Order Castles (Ordensburgen) were at the very pinnacle of the education system in Nazi Germany. Order Castles were “the highest residential academies for the training of the Nazi elite” (Louis Snyder) and they catered for those who at their age would have attended university – or were slightly older. Those who attended an Order Castle were seen as the future leaders of Nazi Germany. The Order Castles, along with Adolf Hitler Schools and National Political Training Institutes, catered for the future of Nazi Germany as all three combined catered for 11 to 25 year olds who were meant to be the next generals, admirals, senior party administrators and politicians.
Those selected to attend an Order Castle (Ordensburg) were known as Ordensjunkers and they knew what to expect. Hitler himself had described the education at one of the schools: “My teaching will be hard. I want to see once more in its eyes the gleam of pride and independence of the beast of prey.”
The syllabus was described as being “violently active”. For example, swimming was on the syllabus but it was done outdoors and frequently during winter when the water in the nearest lakes would be extremely cold. Hitler had stated that he wanted the Ordensjunkers to be as hard as Krupp’s steel and as tough as leather. The education that they got at an Order Castle went headlong to fulfil this. One graduate from an Order Castle later wrote that he and his colleagues had to break the ice that had formed on a lake’s surface before they could attempt their swim.
The plan was that only four Order Castles were to be established, such was their elite status. They were named Order Castles after the fortresses that had been built by the Teutonic Knights. The plan was to build them at bases already established at Marienburg, Vogelsang, Sonthofen and Crössinsee. Each one accommodated 1,000 Ordenjunkers. Each castle employed 500 staff. However, only three Order Castles were ever fully completed in terms of the full construction plan. It was planned to use Marienburg as a centre but the planned construction work was never completed because of the outbreak of World War Two and the military took it over because of its proximity to Poland.
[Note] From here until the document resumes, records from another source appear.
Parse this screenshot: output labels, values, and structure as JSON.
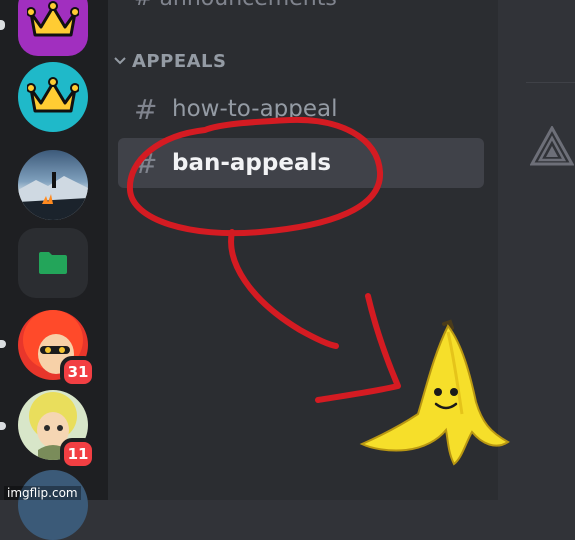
{
  "category": {
    "label": "APPEALS",
    "chevron_icon": "chevron-down-icon"
  },
  "channels_partial": "announcements",
  "channels": [
    {
      "label": "how-to-appeal",
      "icon": "hash-icon"
    },
    {
      "label": "ban-appeals",
      "icon": "hash-icon",
      "selected": true
    }
  ],
  "servers": [
    {
      "name": "crown-server-purple",
      "icon": "crown-icon",
      "color": "#a12fbf"
    },
    {
      "name": "crown-server-teal",
      "icon": "crown-icon",
      "color": "#1fb9c9"
    },
    {
      "name": "night-campfire-server",
      "icon": "landscape-image"
    },
    {
      "name": "folder",
      "icon": "folder-icon",
      "color": "#23a55a"
    },
    {
      "name": "red-hair-avatar-server",
      "badge": "31"
    },
    {
      "name": "yellow-hair-avatar-server",
      "badge": "11"
    },
    {
      "name": "blue-server"
    }
  ],
  "colors": {
    "rail_bg": "#1e1f22",
    "channel_bg": "#2b2d31",
    "main_bg": "#313338",
    "selected_bg": "#404249",
    "badge": "#f23f43",
    "annotation": "#d41b22"
  },
  "watermark": "imgflip.com"
}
Each Ordensburg cost a great deal but none of them was ever fully completed. Crössinsee, for example, cost 20 million Reichmarks while Sonthofen cost 150 million Reichmarks and even after an eight year building campaign was never completed.
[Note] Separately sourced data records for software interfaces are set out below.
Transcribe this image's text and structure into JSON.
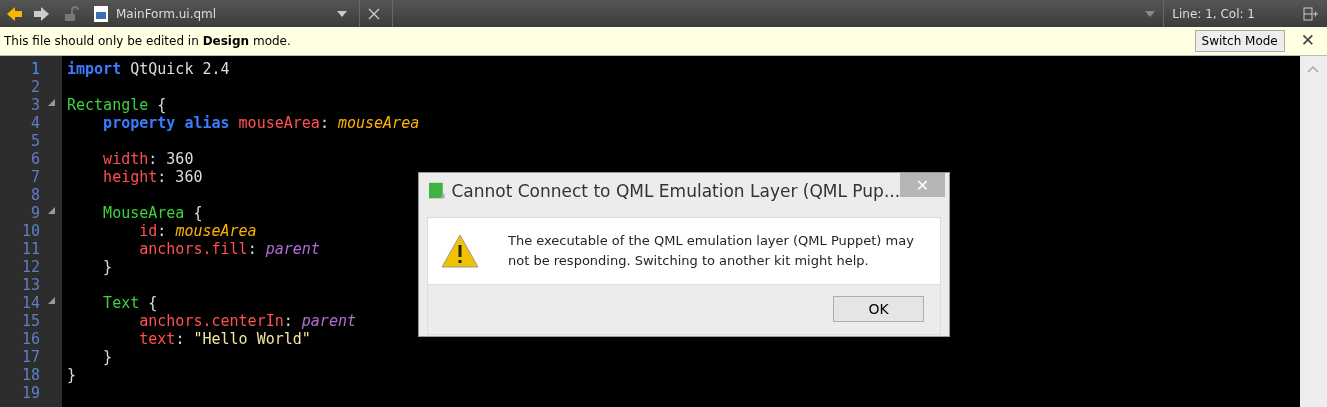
{
  "toolbar": {
    "file_name": "MainForm.ui.qml",
    "cursor_position": "Line: 1, Col: 1"
  },
  "info_bar": {
    "message": "This file should only be edited in **Design** mode.",
    "button": "Switch Mode",
    "close": "✕"
  },
  "editor": {
    "lines": [
      {
        "number": "1",
        "current": true,
        "foldable": false,
        "tokens": [
          {
            "kind": "keyword",
            "text": "import"
          },
          {
            "kind": "plain",
            "text": " QtQuick 2.4"
          }
        ]
      },
      {
        "number": "2",
        "current": false,
        "foldable": false
      },
      {
        "number": "3",
        "current": false,
        "foldable": true,
        "tokens": [
          {
            "kind": "type",
            "text": "Rectangle"
          },
          {
            "kind": "plain",
            "text": " {"
          }
        ]
      },
      {
        "number": "4",
        "current": false,
        "foldable": false,
        "tokens": [
          {
            "kind": "keyword",
            "text": "    property alias"
          },
          {
            "kind": "prop",
            "text": " mouseArea"
          },
          {
            "kind": "plain",
            "text": ": "
          },
          {
            "kind": "id",
            "text": "mouseArea"
          }
        ]
      },
      {
        "number": "5",
        "current": false,
        "foldable": false
      },
      {
        "number": "6",
        "current": false,
        "foldable": false,
        "tokens": [
          {
            "kind": "prop",
            "text": "    width"
          },
          {
            "kind": "plain",
            "text": ": 360"
          }
        ]
      },
      {
        "number": "7",
        "current": false,
        "foldable": false,
        "tokens": [
          {
            "kind": "prop",
            "text": "    height"
          },
          {
            "kind": "plain",
            "text": ": 360"
          }
        ]
      },
      {
        "number": "8",
        "current": false,
        "foldable": false
      },
      {
        "number": "9",
        "current": false,
        "foldable": true,
        "tokens": [
          {
            "kind": "type",
            "text": "    MouseArea"
          },
          {
            "kind": "plain",
            "text": " {"
          }
        ]
      },
      {
        "number": "10",
        "current": false,
        "foldable": false,
        "tokens": [
          {
            "kind": "prop",
            "text": "        id"
          },
          {
            "kind": "plain",
            "text": ": "
          },
          {
            "kind": "id",
            "text": "mouseArea"
          }
        ]
      },
      {
        "number": "11",
        "current": false,
        "foldable": false,
        "tokens": [
          {
            "kind": "prop",
            "text": "        anchors.fill"
          },
          {
            "kind": "plain",
            "text": ": "
          },
          {
            "kind": "parent",
            "text": "parent"
          }
        ]
      },
      {
        "number": "12",
        "current": false,
        "foldable": false,
        "tokens": [
          {
            "kind": "plain",
            "text": "    }"
          }
        ]
      },
      {
        "number": "13",
        "current": false,
        "foldable": false
      },
      {
        "number": "14",
        "current": false,
        "foldable": true,
        "tokens": [
          {
            "kind": "type",
            "text": "    Text"
          },
          {
            "kind": "plain",
            "text": " {"
          }
        ]
      },
      {
        "number": "15",
        "current": false,
        "foldable": false,
        "tokens": [
          {
            "kind": "prop",
            "text": "        anchors.centerIn"
          },
          {
            "kind": "plain",
            "text": ": "
          },
          {
            "kind": "parent",
            "text": "parent"
          }
        ]
      },
      {
        "number": "16",
        "current": false,
        "foldable": false,
        "tokens": [
          {
            "kind": "prop",
            "text": "        text"
          },
          {
            "kind": "plain",
            "text": ": "
          },
          {
            "kind": "string",
            "text": "\"Hello World\""
          }
        ]
      },
      {
        "number": "17",
        "current": false,
        "foldable": false,
        "tokens": [
          {
            "kind": "plain",
            "text": "    }"
          }
        ]
      },
      {
        "number": "18",
        "current": false,
        "foldable": false,
        "tokens": [
          {
            "kind": "plain",
            "text": "}"
          }
        ]
      },
      {
        "number": "19",
        "current": false,
        "foldable": false
      }
    ]
  },
  "dialog": {
    "title": "Cannot Connect to QML Emulation Layer (QML Pup...",
    "close": "✕",
    "message": "The executable of the QML emulation layer (QML Puppet) may not be responding. Switching to another kit might help.",
    "button": "OK"
  }
}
The Order Castles were under the control of Robert Ley. He insisted that horse riding had to be part of the syllabus in the castles so that the rider knew how “to dominate a living creature entirely.” (Ley)
Each Ordensjunker had to fulfil very specific requirements to be even considered for a place at the Order Castles. Six years education in an Adolf Hitler School followed by two-and-a-half years in the State Labour Service followed by four years of full time work was the most basic requirement. Entrants were usually in their mid-twenties when they started at an Order Castle. However, Crössinsee, Vogelsang and Sonthofen never had their full complement when their term started such was the stringency of the entrance requirements and no one made it to the final year of the course.
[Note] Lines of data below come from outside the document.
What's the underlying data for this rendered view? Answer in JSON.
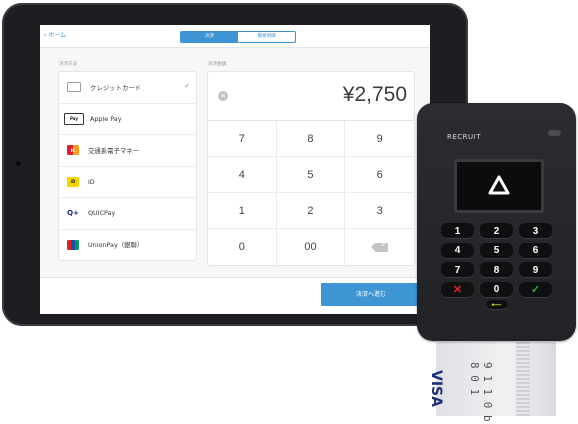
{
  "header": {
    "back_label": "ホーム",
    "tabs": [
      {
        "label": "決済",
        "active": true
      },
      {
        "label": "簡易明細",
        "active": false
      }
    ]
  },
  "payment_methods": {
    "section_label": "決済方法",
    "items": [
      {
        "label": "クレジットカード",
        "icon": "credit-card-icon",
        "selected": true
      },
      {
        "label": "Apple Pay",
        "icon": "apple-pay-icon",
        "selected": false
      },
      {
        "label": "交通系電子マネー",
        "icon": "transit-ic-icon",
        "selected": false
      },
      {
        "label": "iD",
        "icon": "id-icon",
        "selected": false
      },
      {
        "label": "QUICPay",
        "icon": "quicpay-icon",
        "selected": false
      },
      {
        "label": "UnionPay（銀聯）",
        "icon": "unionpay-icon",
        "selected": false
      }
    ]
  },
  "amount": {
    "section_label": "決済金額",
    "value": "¥2,750"
  },
  "keypad": {
    "keys": [
      "7",
      "8",
      "9",
      "4",
      "5",
      "6",
      "1",
      "2",
      "3",
      "0",
      "00"
    ]
  },
  "footer": {
    "proceed_label": "決済へ進む"
  },
  "reader": {
    "brand": "RECRUIT",
    "keys": [
      "1",
      "2",
      "3",
      "4",
      "5",
      "6",
      "7",
      "8",
      "9",
      "0"
    ]
  },
  "card": {
    "brand": "VISA",
    "number_fragment": "9 1 1 0 b 8 0 1"
  },
  "colors": {
    "accent": "#3e95d4",
    "tablet_frame": "#1d1e21",
    "reader_body": "#2b2c30"
  }
}
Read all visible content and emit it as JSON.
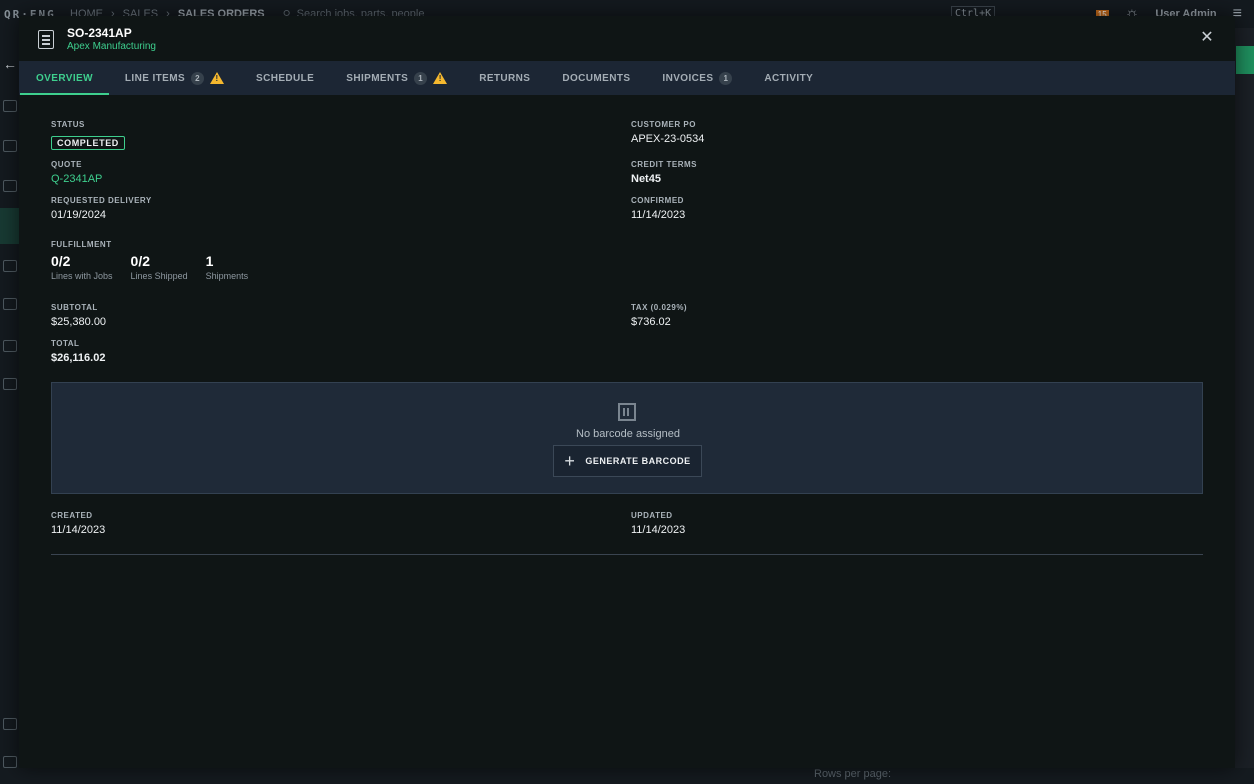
{
  "background": {
    "logo": "QR·ENG",
    "breadcrumbs": [
      "HOME",
      "SALES",
      "SALES ORDERS"
    ],
    "search_placeholder": "Search jobs, parts, people",
    "shortcut": "Ctrl+K",
    "notification_count": "15",
    "user": "User Admin",
    "rows_per_page": "Rows per page:"
  },
  "modal": {
    "title": "SO-2341AP",
    "subtitle": "Apex Manufacturing",
    "tabs": [
      {
        "label": "OVERVIEW",
        "count": null,
        "warn": false,
        "active": true
      },
      {
        "label": "LINE ITEMS",
        "count": "2",
        "warn": true
      },
      {
        "label": "SCHEDULE",
        "count": null,
        "warn": false
      },
      {
        "label": "SHIPMENTS",
        "count": "1",
        "warn": true
      },
      {
        "label": "RETURNS",
        "count": null,
        "warn": false
      },
      {
        "label": "DOCUMENTS",
        "count": null,
        "warn": false
      },
      {
        "label": "INVOICES",
        "count": "1",
        "warn": false
      },
      {
        "label": "ACTIVITY",
        "count": null,
        "warn": false
      }
    ]
  },
  "overview": {
    "status_label": "STATUS",
    "status": "COMPLETED",
    "customer_po_label": "CUSTOMER PO",
    "customer_po": "APEX-23-0534",
    "quote_label": "QUOTE",
    "quote": "Q-2341AP",
    "credit_terms_label": "CREDIT TERMS",
    "credit_terms": "Net45",
    "requested_delivery_label": "REQUESTED DELIVERY",
    "requested_delivery": "01/19/2024",
    "confirmed_label": "CONFIRMED",
    "confirmed": "11/14/2023",
    "fulfillment_label": "FULFILLMENT",
    "fulfillment": [
      {
        "value": "0/2",
        "caption": "Lines with Jobs"
      },
      {
        "value": "0/2",
        "caption": "Lines Shipped"
      },
      {
        "value": "1",
        "caption": "Shipments"
      }
    ],
    "subtotal_label": "SUBTOTAL",
    "subtotal": "$25,380.00",
    "tax_label": "TAX (0.029%)",
    "tax": "$736.02",
    "total_label": "TOTAL",
    "total": "$26,116.02",
    "no_barcode": "No barcode assigned",
    "generate_barcode": "GENERATE BARCODE",
    "created_label": "CREATED",
    "created": "11/14/2023",
    "updated_label": "UPDATED",
    "updated": "11/14/2023"
  }
}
They spent a year at each of the Order Castles starting at Crössinsee where the emphasis was on outdoor physical activity – gliding, rowing, sailing and riding. Boxing was also taught at Crössinsee. The second year was spent at Vogelsang where the emphasis was on mountaineering and skiing. The third year was spent at Sonthofen where general physical training was done. In theory the final year was at Marienburg where the emphasis would have been on a political education but the war interrupted the plan.
Each Junker was expected to obey instructions and orders instantly. Courtesy and respect for others in the Order Castles was also a strict requirement.
The first Junkers started their course at Crössinsee in April 1936. This meant that by the outbreak of World War Two in September 1939 the first cohort at Crössinsee would never had finished the four year course as Marienburg was on the Polish border and too near for a potential Polish attack.
In theory, those who were meant to have made it through the four years were effectively guaranteed a high place in the Nazi Party or a commission in the military. However, the war intervened in the plan and many Ordenjunkers were killed during the war.